TO DO — Return the data below in full, matching every line exactly.

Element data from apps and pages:
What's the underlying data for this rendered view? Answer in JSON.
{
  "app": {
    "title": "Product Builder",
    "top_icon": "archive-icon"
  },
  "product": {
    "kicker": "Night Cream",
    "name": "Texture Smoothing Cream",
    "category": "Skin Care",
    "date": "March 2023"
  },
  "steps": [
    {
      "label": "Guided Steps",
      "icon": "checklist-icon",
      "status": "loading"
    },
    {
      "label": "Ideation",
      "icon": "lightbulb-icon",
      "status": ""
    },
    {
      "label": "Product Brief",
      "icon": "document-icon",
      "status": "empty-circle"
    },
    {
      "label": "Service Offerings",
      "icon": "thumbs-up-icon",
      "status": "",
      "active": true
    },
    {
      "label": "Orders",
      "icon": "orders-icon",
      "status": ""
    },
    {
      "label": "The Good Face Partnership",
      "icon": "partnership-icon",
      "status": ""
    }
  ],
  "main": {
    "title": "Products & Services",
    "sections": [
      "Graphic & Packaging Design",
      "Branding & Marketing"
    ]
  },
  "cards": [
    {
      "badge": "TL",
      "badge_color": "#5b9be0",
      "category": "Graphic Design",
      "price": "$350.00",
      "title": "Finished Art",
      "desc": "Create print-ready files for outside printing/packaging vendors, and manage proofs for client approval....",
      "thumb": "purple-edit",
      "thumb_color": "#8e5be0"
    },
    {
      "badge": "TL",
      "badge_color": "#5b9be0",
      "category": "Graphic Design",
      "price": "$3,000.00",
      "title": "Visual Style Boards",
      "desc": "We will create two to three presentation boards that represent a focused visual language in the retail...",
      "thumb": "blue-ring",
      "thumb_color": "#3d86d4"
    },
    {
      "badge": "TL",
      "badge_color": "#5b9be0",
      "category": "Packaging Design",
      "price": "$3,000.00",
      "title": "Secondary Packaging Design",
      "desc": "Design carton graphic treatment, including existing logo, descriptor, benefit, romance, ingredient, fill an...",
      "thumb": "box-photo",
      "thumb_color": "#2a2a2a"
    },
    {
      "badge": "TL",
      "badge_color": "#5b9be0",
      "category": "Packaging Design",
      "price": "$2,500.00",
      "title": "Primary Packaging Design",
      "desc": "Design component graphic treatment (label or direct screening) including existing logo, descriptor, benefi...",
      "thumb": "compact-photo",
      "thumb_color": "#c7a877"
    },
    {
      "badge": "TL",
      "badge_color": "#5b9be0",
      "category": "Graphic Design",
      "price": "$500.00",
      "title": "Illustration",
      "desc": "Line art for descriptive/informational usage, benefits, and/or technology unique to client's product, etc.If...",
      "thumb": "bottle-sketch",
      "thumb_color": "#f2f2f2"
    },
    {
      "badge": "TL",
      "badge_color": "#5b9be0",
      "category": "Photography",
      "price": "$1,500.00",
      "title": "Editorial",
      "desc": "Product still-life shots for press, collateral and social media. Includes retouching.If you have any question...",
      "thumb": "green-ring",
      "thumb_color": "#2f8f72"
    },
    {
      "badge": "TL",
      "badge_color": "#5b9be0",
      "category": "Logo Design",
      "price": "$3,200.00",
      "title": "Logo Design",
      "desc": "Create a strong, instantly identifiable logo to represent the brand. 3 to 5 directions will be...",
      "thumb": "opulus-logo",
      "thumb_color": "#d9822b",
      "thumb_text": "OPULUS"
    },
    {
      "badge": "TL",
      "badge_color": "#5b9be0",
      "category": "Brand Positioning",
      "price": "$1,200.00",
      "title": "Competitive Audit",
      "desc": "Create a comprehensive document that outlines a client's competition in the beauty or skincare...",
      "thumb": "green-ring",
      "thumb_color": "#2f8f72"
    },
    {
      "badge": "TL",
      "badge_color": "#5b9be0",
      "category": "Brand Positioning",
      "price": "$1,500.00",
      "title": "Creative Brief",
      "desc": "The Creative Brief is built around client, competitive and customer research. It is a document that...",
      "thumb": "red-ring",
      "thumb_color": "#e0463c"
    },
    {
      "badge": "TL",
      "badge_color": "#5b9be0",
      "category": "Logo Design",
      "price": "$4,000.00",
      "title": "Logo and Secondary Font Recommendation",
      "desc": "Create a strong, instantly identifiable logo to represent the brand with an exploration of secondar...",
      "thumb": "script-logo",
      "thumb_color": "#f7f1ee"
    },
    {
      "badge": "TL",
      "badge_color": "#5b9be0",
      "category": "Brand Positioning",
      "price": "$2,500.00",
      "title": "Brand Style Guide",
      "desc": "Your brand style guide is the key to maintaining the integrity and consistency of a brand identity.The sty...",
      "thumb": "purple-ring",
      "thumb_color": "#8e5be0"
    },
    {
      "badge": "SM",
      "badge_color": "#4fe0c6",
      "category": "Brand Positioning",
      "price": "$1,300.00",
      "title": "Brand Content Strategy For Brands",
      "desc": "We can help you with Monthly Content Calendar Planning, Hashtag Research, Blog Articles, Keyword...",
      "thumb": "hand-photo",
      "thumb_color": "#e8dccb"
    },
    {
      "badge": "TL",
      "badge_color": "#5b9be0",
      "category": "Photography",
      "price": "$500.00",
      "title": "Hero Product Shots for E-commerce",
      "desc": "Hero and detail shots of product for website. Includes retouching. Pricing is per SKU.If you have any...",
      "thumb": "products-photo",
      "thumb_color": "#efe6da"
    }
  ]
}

EXPECTED ANSWER —
What's the underlying data for this rendered view? Answer in JSON.
{
  "app": {
    "title": "Product Builder",
    "top_icon": "archive-icon"
  },
  "product": {
    "kicker": "Night Cream",
    "name": "Texture Smoothing Cream",
    "category": "Skin Care",
    "date": "March 2023"
  },
  "steps": [
    {
      "label": "Guided Steps",
      "icon": "checklist-icon",
      "status": "loading"
    },
    {
      "label": "Ideation",
      "icon": "lightbulb-icon",
      "status": ""
    },
    {
      "label": "Product Brief",
      "icon": "document-icon",
      "status": "empty-circle"
    },
    {
      "label": "Service Offerings",
      "icon": "thumbs-up-icon",
      "status": "",
      "active": true
    },
    {
      "label": "Orders",
      "icon": "orders-icon",
      "status": ""
    },
    {
      "label": "The Good Face Partnership",
      "icon": "partnership-icon",
      "status": ""
    }
  ],
  "main": {
    "title": "Products & Services",
    "sections": [
      "Graphic & Packaging Design",
      "Branding & Marketing"
    ]
  },
  "cards": [
    {
      "badge": "TL",
      "badge_color": "#5b9be0",
      "category": "Graphic Design",
      "price": "$350.00",
      "title": "Finished Art",
      "desc": "Create print-ready files for outside printing/packaging vendors, and manage proofs for client approval....",
      "thumb": "purple-edit",
      "thumb_color": "#8e5be0"
    },
    {
      "badge": "TL",
      "badge_color": "#5b9be0",
      "category": "Graphic Design",
      "price": "$3,000.00",
      "title": "Visual Style Boards",
      "desc": "We will create two to three presentation boards that represent a focused visual language in the retail...",
      "thumb": "blue-ring",
      "thumb_color": "#3d86d4"
    },
    {
      "badge": "TL",
      "badge_color": "#5b9be0",
      "category": "Packaging Design",
      "price": "$3,000.00",
      "title": "Secondary Packaging Design",
      "desc": "Design carton graphic treatment, including existing logo, descriptor, benefit, romance, ingredient, fill an...",
      "thumb": "box-photo",
      "thumb_color": "#2a2a2a"
    },
    {
      "badge": "TL",
      "badge_color": "#5b9be0",
      "category": "Packaging Design",
      "price": "$2,500.00",
      "title": "Primary Packaging Design",
      "desc": "Design component graphic treatment (label or direct screening) including existing logo, descriptor, benefi...",
      "thumb": "compact-photo",
      "thumb_color": "#c7a877"
    },
    {
      "badge": "TL",
      "badge_color": "#5b9be0",
      "category": "Graphic Design",
      "price": "$500.00",
      "title": "Illustration",
      "desc": "Line art for descriptive/informational usage, benefits, and/or technology unique to client's product, etc.If...",
      "thumb": "bottle-sketch",
      "thumb_color": "#f2f2f2"
    },
    {
      "badge": "TL",
      "badge_color": "#5b9be0",
      "category": "Photography",
      "price": "$1,500.00",
      "title": "Editorial",
      "desc": "Product still-life shots for press, collateral and social media. Includes retouching.If you have any question...",
      "thumb": "green-ring",
      "thumb_color": "#2f8f72"
    },
    {
      "badge": "TL",
      "badge_color": "#5b9be0",
      "category": "Logo Design",
      "price": "$3,200.00",
      "title": "Logo Design",
      "desc": "Create a strong, instantly identifiable logo to represent the brand. 3 to 5 directions will be...",
      "thumb": "opulus-logo",
      "thumb_color": "#d9822b",
      "thumb_text": "OPULUS"
    },
    {
      "badge": "TL",
      "badge_color": "#5b9be0",
      "category": "Brand Positioning",
      "price": "$1,200.00",
      "title": "Competitive Audit",
      "desc": "Create a comprehensive document that outlines a client's competition in the beauty or skincare...",
      "thumb": "green-ring",
      "thumb_color": "#2f8f72"
    },
    {
      "badge": "TL",
      "badge_color": "#5b9be0",
      "category": "Brand Positioning",
      "price": "$1,500.00",
      "title": "Creative Brief",
      "desc": "The Creative Brief is built around client, competitive and customer research. It is a document that...",
      "thumb": "red-ring",
      "thumb_color": "#e0463c"
    },
    {
      "badge": "TL",
      "badge_color": "#5b9be0",
      "category": "Logo Design",
      "price": "$4,000.00",
      "title": "Logo and Secondary Font Recommendation",
      "desc": "Create a strong, instantly identifiable logo to represent the brand with an exploration of secondar...",
      "thumb": "script-logo",
      "thumb_color": "#f7f1ee"
    },
    {
      "badge": "TL",
      "badge_color": "#5b9be0",
      "category": "Brand Positioning",
      "price": "$2,500.00",
      "title": "Brand Style Guide",
      "desc": "Your brand style guide is the key to maintaining the integrity and consistency of a brand identity.The sty...",
      "thumb": "purple-ring",
      "thumb_color": "#8e5be0"
    },
    {
      "badge": "SM",
      "badge_color": "#4fe0c6",
      "category": "Brand Positioning",
      "price": "$1,300.00",
      "title": "Brand Content Strategy For Brands",
      "desc": "We can help you with Monthly Content Calendar Planning, Hashtag Research, Blog Articles, Keyword...",
      "thumb": "hand-photo",
      "thumb_color": "#e8dccb"
    },
    {
      "badge": "TL",
      "badge_color": "#5b9be0",
      "category": "Photography",
      "price": "$500.00",
      "title": "Hero Product Shots for E-commerce",
      "desc": "Hero and detail shots of product for website. Includes retouching. Pricing is per SKU.If you have any...",
      "thumb": "products-photo",
      "thumb_color": "#efe6da"
    }
  ]
}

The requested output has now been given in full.